Exercise:
Retype each entry below exactly. Do not carry any image over.

[Excerpts from an interface dataset]
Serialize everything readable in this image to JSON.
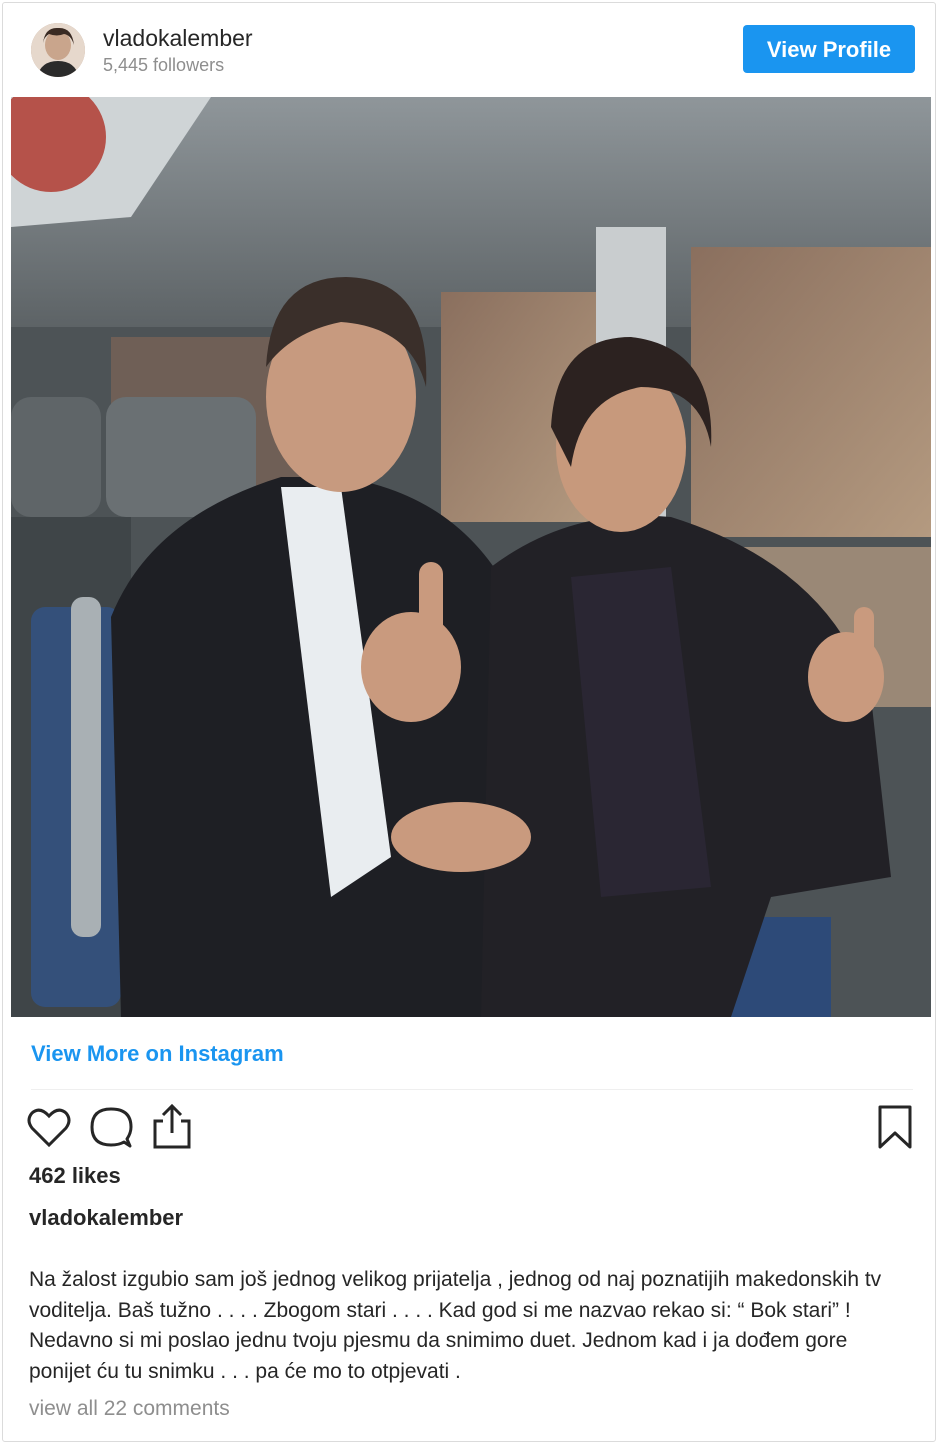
{
  "header": {
    "username": "vladokalember",
    "followers": "5,445 followers",
    "view_profile_label": "View Profile"
  },
  "post": {
    "photo_description_icon": "post-photo",
    "view_more_label": "View More on Instagram",
    "likes": "462 likes",
    "caption_username": "vladokalember",
    "caption": "Na žalost izgubio sam još jednog velikog prijatelja , jednog od naj poznatijih makedonskih tv voditelja. Baš tužno . . . . Zbogom stari . . . . Kad god si me nazvao rekao si: “ Bok stari” ! Nedavno si mi poslao jednu tvoju pjesmu da snimimo duet. Jednom kad i ja dođem gore ponijet ću tu snimku . . . pa će mo to otpjevati .",
    "comments_link": "view all 22 comments"
  },
  "actions": {
    "like_icon": "heart-icon",
    "comment_icon": "comment-icon",
    "share_icon": "share-icon",
    "save_icon": "bookmark-icon"
  },
  "colors": {
    "accent": "#1a95f0",
    "text": "#262626",
    "muted": "#8e8e8e",
    "border": "#dbdbdb"
  }
}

The answer:
Serialize everything readable in this image to JSON.
{
  "header": {
    "username": "vladokalember",
    "followers": "5,445 followers",
    "view_profile_label": "View Profile"
  },
  "post": {
    "photo_description_icon": "post-photo",
    "view_more_label": "View More on Instagram",
    "likes": "462 likes",
    "caption_username": "vladokalember",
    "caption": "Na žalost izgubio sam još jednog velikog prijatelja , jednog od naj poznatijih makedonskih tv voditelja. Baš tužno . . . . Zbogom stari . . . . Kad god si me nazvao rekao si: “ Bok stari” ! Nedavno si mi poslao jednu tvoju pjesmu da snimimo duet. Jednom kad i ja dođem gore ponijet ću tu snimku . . . pa će mo to otpjevati .",
    "comments_link": "view all 22 comments"
  },
  "actions": {
    "like_icon": "heart-icon",
    "comment_icon": "comment-icon",
    "share_icon": "share-icon",
    "save_icon": "bookmark-icon"
  },
  "colors": {
    "accent": "#1a95f0",
    "text": "#262626",
    "muted": "#8e8e8e",
    "border": "#dbdbdb"
  }
}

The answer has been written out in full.